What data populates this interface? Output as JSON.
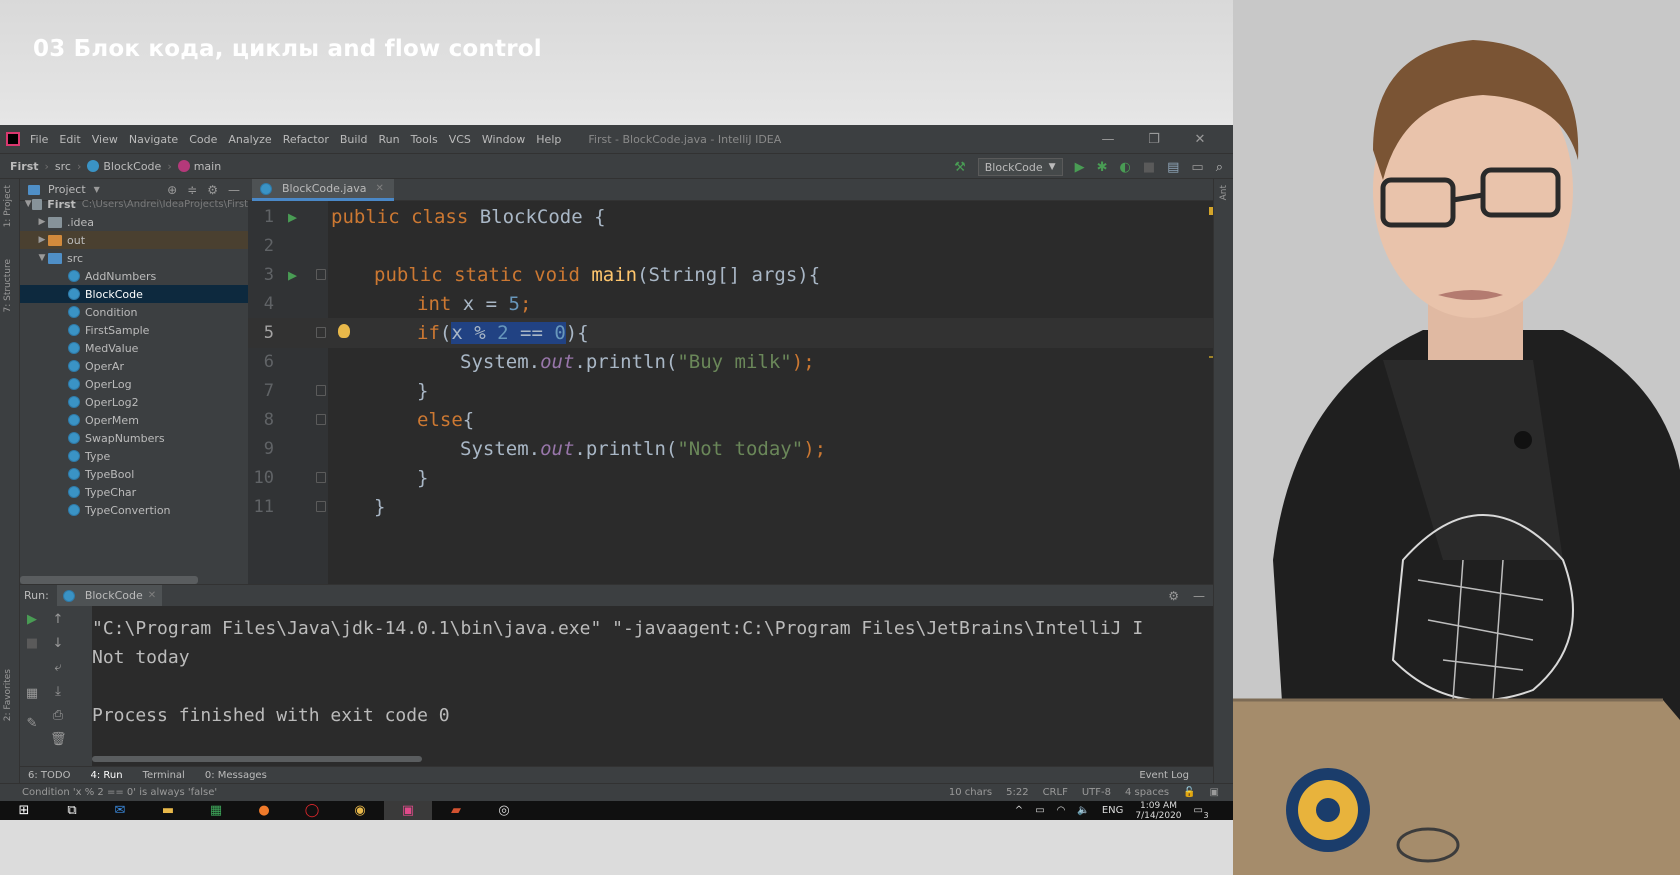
{
  "slide": {
    "title": "03 Блок кода, циклы and flow control"
  },
  "window": {
    "title": "First - BlockCode.java - IntelliJ IDEA",
    "controls": [
      "—",
      "❐",
      "✕"
    ]
  },
  "menu": [
    "File",
    "Edit",
    "View",
    "Navigate",
    "Code",
    "Analyze",
    "Refactor",
    "Build",
    "Run",
    "Tools",
    "VCS",
    "Window",
    "Help"
  ],
  "breadcrumbs": [
    "First",
    "src",
    "BlockCode",
    "main"
  ],
  "toolbar": {
    "run_config": "BlockCode"
  },
  "side_tabs": {
    "project": "1: Project",
    "structure": "7: Structure",
    "favorites": "2: Favorites",
    "ant": "Ant"
  },
  "project_panel": {
    "title": "Project",
    "root": "First",
    "root_path": "C:\\Users\\Andrei\\IdeaProjects\\First",
    "folders": [
      ".idea",
      "out",
      "src"
    ],
    "classes": [
      "AddNumbers",
      "BlockCode",
      "Condition",
      "FirstSample",
      "MedValue",
      "OperAr",
      "OperLog",
      "OperLog2",
      "OperMem",
      "SwapNumbers",
      "Type",
      "TypeBool",
      "TypeChar",
      "TypeConvertion"
    ],
    "selected": "BlockCode"
  },
  "editor": {
    "tab": "BlockCode.java",
    "line_numbers": [
      "1",
      "2",
      "3",
      "4",
      "5",
      "6",
      "7",
      "8",
      "9",
      "10",
      "11"
    ],
    "code": {
      "l1_kw": "public class ",
      "l1_rest": "BlockCode {",
      "l3_kw": "public static void ",
      "l3_method": "main",
      "l3_rest": "(String[] args){",
      "l4_kw": "int ",
      "l4_rest": "x = ",
      "l4_num": "5",
      "l4_end": ";",
      "l5_kw": "if",
      "l5_open": "(",
      "l5_sel1": "x % ",
      "l5_sel_num1": "2",
      "l5_sel2": " == ",
      "l5_sel_num2": "0",
      "l5_rest": "){",
      "l6_pre": "System.",
      "l6_field": "out",
      "l6_call": ".println(",
      "l6_str": "\"Buy milk\"",
      "l6_end": ");",
      "l7": "}",
      "l8_kw": "else",
      "l8_rest": "{",
      "l9_pre": "System.",
      "l9_field": "out",
      "l9_call": ".println(",
      "l9_str": "\"Not today\"",
      "l9_end": ");",
      "l10": "}",
      "l11": "}"
    }
  },
  "run_panel": {
    "label": "Run:",
    "tab": "BlockCode",
    "console": [
      "\"C:\\Program Files\\Java\\jdk-14.0.1\\bin\\java.exe\" \"-javaagent:C:\\Program Files\\JetBrains\\IntelliJ I",
      "Not today",
      "",
      "Process finished with exit code 0"
    ]
  },
  "bottom_tools": [
    "6: TODO",
    "4: Run",
    "Terminal",
    "0: Messages"
  ],
  "event_log": "Event Log",
  "status": {
    "message": "Condition 'x % 2 == 0' is always 'false'",
    "chars": "10 chars",
    "position": "5:22",
    "line_sep": "CRLF",
    "encoding": "UTF-8",
    "indent": "4 spaces"
  },
  "taskbar": {
    "lang": "ENG",
    "time": "1:09 AM",
    "date": "7/14/2020",
    "notifications": "3"
  }
}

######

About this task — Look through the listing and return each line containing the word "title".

Task answer —
    "title": "03 Блок кода, циклы and flow control"
    "title": "First - BlockCode.java - IntelliJ IDEA",
    "title": "Project",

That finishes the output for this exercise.